Content starts

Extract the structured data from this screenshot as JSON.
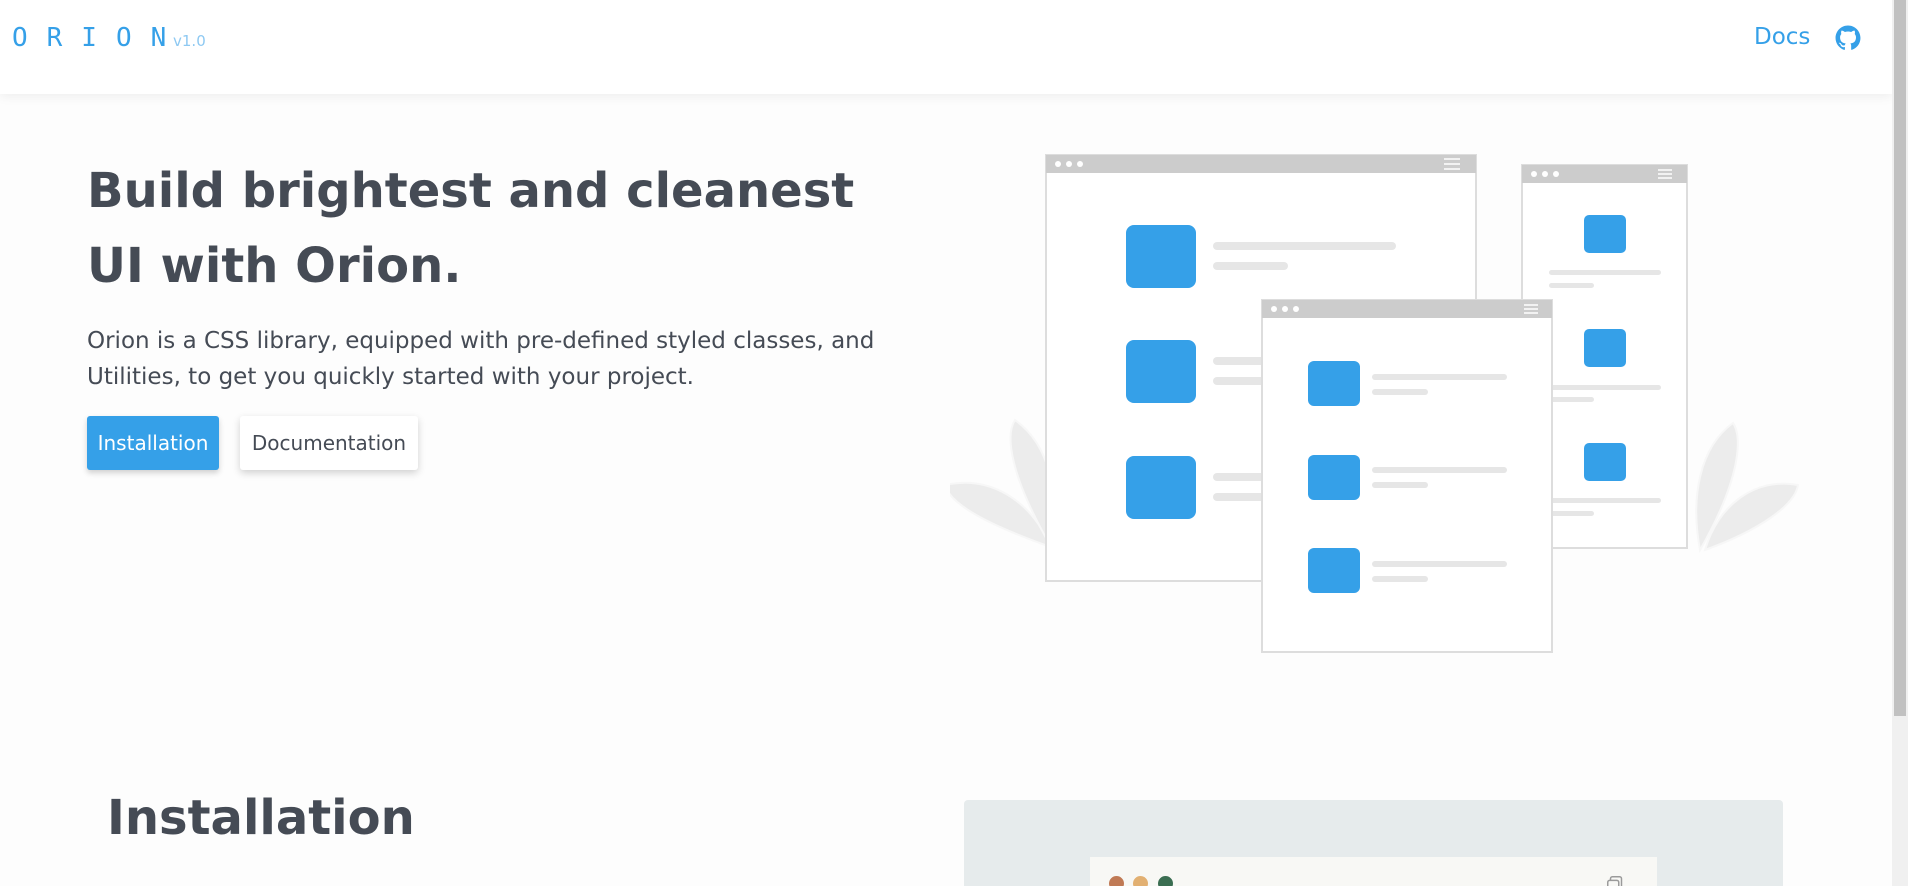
{
  "nav": {
    "logo": "ORION",
    "version": "v1.0",
    "docs_label": "Docs",
    "github_icon": "github-icon"
  },
  "hero": {
    "title": "Build brightest and cleanest UI with Orion.",
    "subtitle": "Orion is a CSS library, equipped with pre-defined styled classes, and Utilities, to get you quickly started with your project.",
    "primary_button": "Installation",
    "secondary_button": "Documentation"
  },
  "installation": {
    "title": "Installation"
  },
  "colors": {
    "accent": "#35a0e8",
    "text": "#454b55",
    "dot_red": "#c07a55",
    "dot_yellow": "#e2b072",
    "dot_green": "#3b6e52"
  }
}
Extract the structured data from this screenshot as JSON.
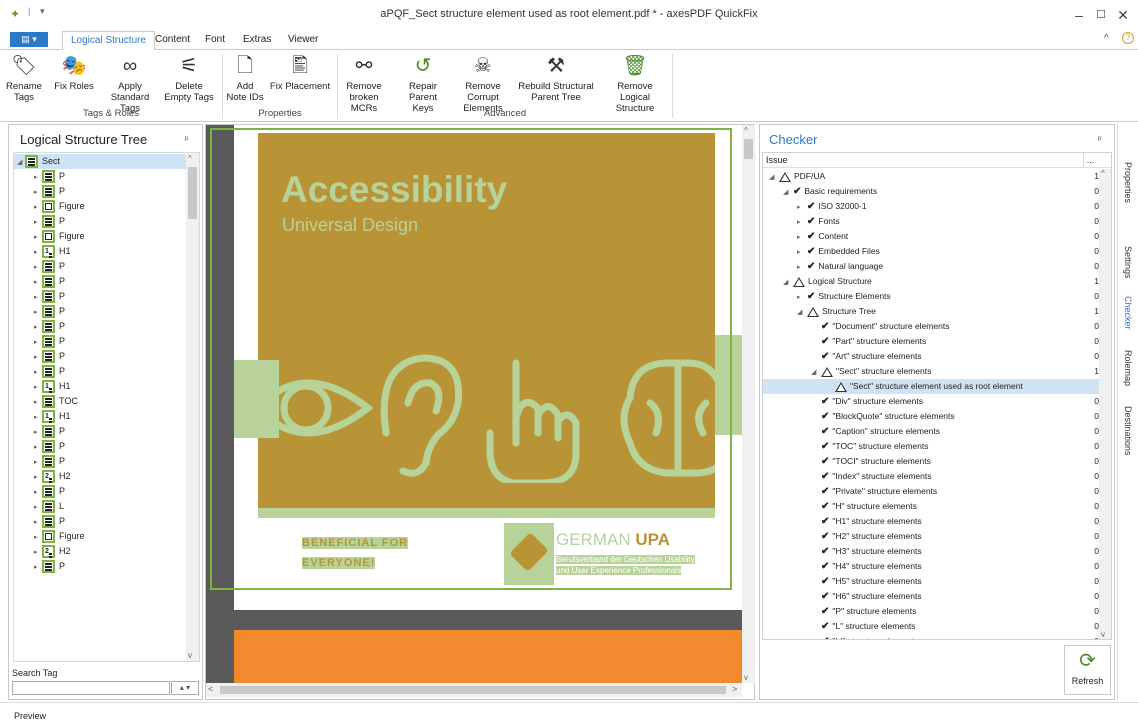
{
  "app": {
    "title": "aPQF_Sect structure element used as root element.pdf * - axesPDF QuickFix",
    "status": "Preview"
  },
  "window_controls": {
    "minimize": "–",
    "maximize": "☐",
    "close": "✕",
    "collapse": "^",
    "help": "?"
  },
  "ribbon_tabs": [
    "Logical Structure",
    "Content",
    "Font",
    "Extras",
    "Viewer"
  ],
  "ribbon": {
    "tags_roles": {
      "group_label": "Tags & Roles",
      "buttons": [
        {
          "label": "Rename Tags",
          "icon": "rename-tags-icon"
        },
        {
          "label": "Fix Roles",
          "icon": "fix-roles-icon"
        },
        {
          "label": "Apply Standard Tags",
          "icon": "apply-standard-tags-icon"
        },
        {
          "label": "Delete Empty Tags",
          "icon": "delete-empty-tags-icon"
        }
      ]
    },
    "properties": {
      "group_label": "Properties",
      "buttons": [
        {
          "label": "Add Note IDs",
          "icon": "add-note-ids-icon"
        },
        {
          "label": "Fix Placement",
          "icon": "fix-placement-icon"
        }
      ]
    },
    "advanced": {
      "group_label": "Advanced",
      "buttons": [
        {
          "label": "Remove broken MCRs",
          "icon": "remove-broken-mcrs-icon"
        },
        {
          "label": "Repair Parent Keys",
          "icon": "repair-parent-keys-icon"
        },
        {
          "label": "Remove Corrupt Elements",
          "icon": "remove-corrupt-elements-icon"
        },
        {
          "label": "Rebuild Structural Parent Tree",
          "icon": "rebuild-parent-tree-icon"
        },
        {
          "label": "Remove Logical Structure",
          "icon": "remove-logical-structure-icon"
        }
      ]
    }
  },
  "left_panel": {
    "title": "Logical Structure Tree",
    "pin": "ᵖ",
    "search_label": "Search Tag",
    "search_value": "",
    "tree": [
      {
        "label": "Sect",
        "kind": "sect",
        "expanded": true
      },
      {
        "label": "P",
        "kind": "p"
      },
      {
        "label": "P",
        "kind": "p"
      },
      {
        "label": "Figure",
        "kind": "figure"
      },
      {
        "label": "P",
        "kind": "p"
      },
      {
        "label": "Figure",
        "kind": "figure"
      },
      {
        "label": "H1",
        "kind": "h1"
      },
      {
        "label": "P",
        "kind": "p"
      },
      {
        "label": "P",
        "kind": "p"
      },
      {
        "label": "P",
        "kind": "p"
      },
      {
        "label": "P",
        "kind": "p"
      },
      {
        "label": "P",
        "kind": "p"
      },
      {
        "label": "P",
        "kind": "p"
      },
      {
        "label": "P",
        "kind": "p"
      },
      {
        "label": "P",
        "kind": "p"
      },
      {
        "label": "H1",
        "kind": "h1"
      },
      {
        "label": "TOC",
        "kind": "toc"
      },
      {
        "label": "H1",
        "kind": "h1"
      },
      {
        "label": "P",
        "kind": "p"
      },
      {
        "label": "P",
        "kind": "p"
      },
      {
        "label": "P",
        "kind": "p"
      },
      {
        "label": "H2",
        "kind": "h2"
      },
      {
        "label": "P",
        "kind": "p"
      },
      {
        "label": "L",
        "kind": "l"
      },
      {
        "label": "P",
        "kind": "p"
      },
      {
        "label": "Figure",
        "kind": "figure"
      },
      {
        "label": "H2",
        "kind": "h2"
      },
      {
        "label": "P",
        "kind": "p"
      }
    ]
  },
  "document": {
    "heading": "Accessibility",
    "subheading": "Universal Design",
    "tagline_line1": "BENEFICIAL FOR",
    "tagline_line2": "EVERYONE!",
    "org_name_light": "GERMAN ",
    "org_name_bold": "UPA",
    "org_desc_line1": "Berufsverband der Deutschen Usability",
    "org_desc_line2": "und User Experience Professionals",
    "colors": {
      "cover": "#b89436",
      "accent": "#b7d39a",
      "orange": "#f3892e",
      "dark": "#555555"
    }
  },
  "checker": {
    "title": "Checker",
    "column_header": "Issue",
    "column_menu": "...",
    "refresh_label": "Refresh",
    "rows": [
      {
        "label": "PDF/UA",
        "count": "1",
        "level": 0,
        "status": "warn",
        "expand": "open"
      },
      {
        "label": "Basic requirements",
        "count": "0",
        "level": 1,
        "status": "ok",
        "expand": "open"
      },
      {
        "label": "ISO 32000-1",
        "count": "0",
        "level": 2,
        "status": "ok",
        "expand": "closed"
      },
      {
        "label": "Fonts",
        "count": "0",
        "level": 2,
        "status": "ok",
        "expand": "closed"
      },
      {
        "label": "Content",
        "count": "0",
        "level": 2,
        "status": "ok",
        "expand": "closed"
      },
      {
        "label": "Embedded Files",
        "count": "0",
        "level": 2,
        "status": "ok",
        "expand": "closed"
      },
      {
        "label": "Natural language",
        "count": "0",
        "level": 2,
        "status": "ok",
        "expand": "closed"
      },
      {
        "label": "Logical Structure",
        "count": "1",
        "level": 1,
        "status": "warn",
        "expand": "open"
      },
      {
        "label": "Structure Elements",
        "count": "0",
        "level": 2,
        "status": "ok",
        "expand": "closed"
      },
      {
        "label": "Structure Tree",
        "count": "1",
        "level": 2,
        "status": "warn",
        "expand": "open"
      },
      {
        "label": "\"Document\" structure elements",
        "count": "0",
        "level": 3,
        "status": "ok",
        "expand": "none"
      },
      {
        "label": "\"Part\" structure elements",
        "count": "0",
        "level": 3,
        "status": "ok",
        "expand": "none"
      },
      {
        "label": "\"Art\" structure elements",
        "count": "0",
        "level": 3,
        "status": "ok",
        "expand": "none"
      },
      {
        "label": "\"Sect\" structure elements",
        "count": "1",
        "level": 3,
        "status": "warn",
        "expand": "open"
      },
      {
        "label": "\"Sect\" structure element used as root element",
        "count": "",
        "level": 4,
        "status": "warn",
        "expand": "none",
        "selected": true
      },
      {
        "label": "\"Div\" structure elements",
        "count": "0",
        "level": 3,
        "status": "ok",
        "expand": "none"
      },
      {
        "label": "\"BlockQuote\" structure elements",
        "count": "0",
        "level": 3,
        "status": "ok",
        "expand": "none"
      },
      {
        "label": "\"Caption\" structure elements",
        "count": "0",
        "level": 3,
        "status": "ok",
        "expand": "none"
      },
      {
        "label": "\"TOC\" structure elements",
        "count": "0",
        "level": 3,
        "status": "ok",
        "expand": "none"
      },
      {
        "label": "\"TOCI\" structure elements",
        "count": "0",
        "level": 3,
        "status": "ok",
        "expand": "none"
      },
      {
        "label": "\"Index\" structure elements",
        "count": "0",
        "level": 3,
        "status": "ok",
        "expand": "none"
      },
      {
        "label": "\"Private\" structure elements",
        "count": "0",
        "level": 3,
        "status": "ok",
        "expand": "none"
      },
      {
        "label": "\"H\" structure elements",
        "count": "0",
        "level": 3,
        "status": "ok",
        "expand": "none"
      },
      {
        "label": "\"H1\" structure elements",
        "count": "0",
        "level": 3,
        "status": "ok",
        "expand": "none"
      },
      {
        "label": "\"H2\" structure elements",
        "count": "0",
        "level": 3,
        "status": "ok",
        "expand": "none"
      },
      {
        "label": "\"H3\" structure elements",
        "count": "0",
        "level": 3,
        "status": "ok",
        "expand": "none"
      },
      {
        "label": "\"H4\" structure elements",
        "count": "0",
        "level": 3,
        "status": "ok",
        "expand": "none"
      },
      {
        "label": "\"H5\" structure elements",
        "count": "0",
        "level": 3,
        "status": "ok",
        "expand": "none"
      },
      {
        "label": "\"H6\" structure elements",
        "count": "0",
        "level": 3,
        "status": "ok",
        "expand": "none"
      },
      {
        "label": "\"P\" structure elements",
        "count": "0",
        "level": 3,
        "status": "ok",
        "expand": "none"
      },
      {
        "label": "\"L\" structure elements",
        "count": "0",
        "level": 3,
        "status": "ok",
        "expand": "none"
      },
      {
        "label": "\"LI\" structure elements",
        "count": "0",
        "level": 3,
        "status": "ok",
        "expand": "none"
      }
    ]
  },
  "side_tabs": [
    "Properties",
    "Settings",
    "Checker",
    "Rolemap",
    "Destinations"
  ]
}
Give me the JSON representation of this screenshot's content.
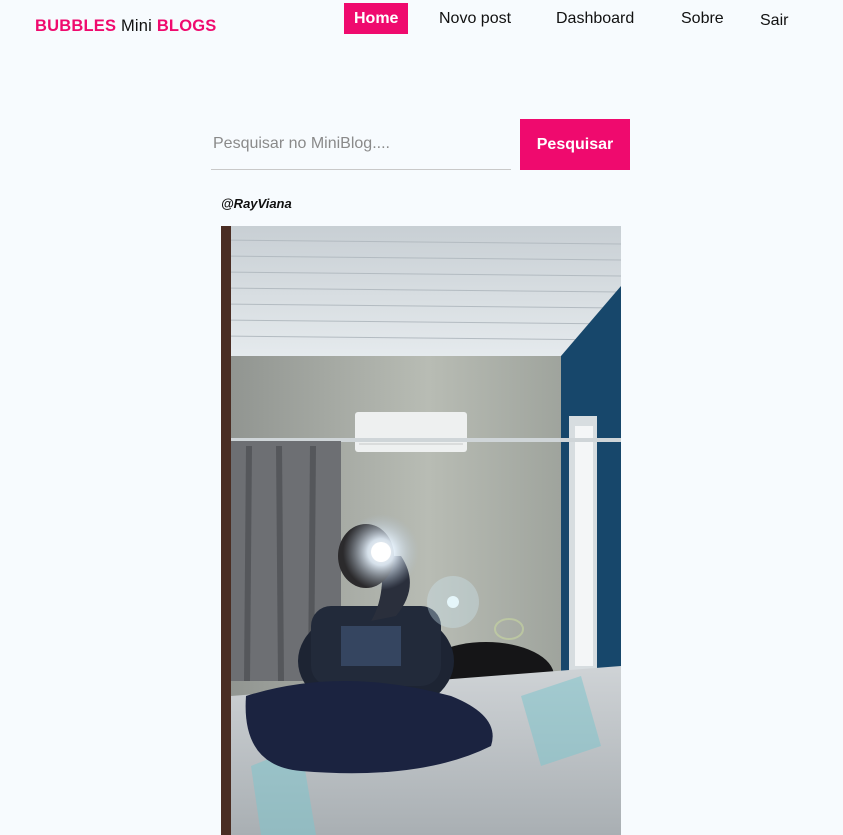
{
  "header": {
    "brand_part1": "BUBBLES",
    "brand_part2": "Mini",
    "brand_part3": "BLOGS",
    "nav": [
      {
        "label": "Home",
        "active": true
      },
      {
        "label": "Novo post",
        "active": false
      },
      {
        "label": "Dashboard",
        "active": false
      },
      {
        "label": "Sobre",
        "active": false
      },
      {
        "label": "Sair",
        "active": false
      }
    ]
  },
  "search": {
    "placeholder": "Pesquisar no MiniBlog....",
    "value": "",
    "button_label": "Pesquisar"
  },
  "post": {
    "author": "@RayViana"
  },
  "colors": {
    "accent": "#ef0a6e",
    "background": "#f7fbfe"
  }
}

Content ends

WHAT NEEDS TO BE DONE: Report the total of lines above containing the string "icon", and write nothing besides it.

ANSWER TO THIS EXERCISE: 12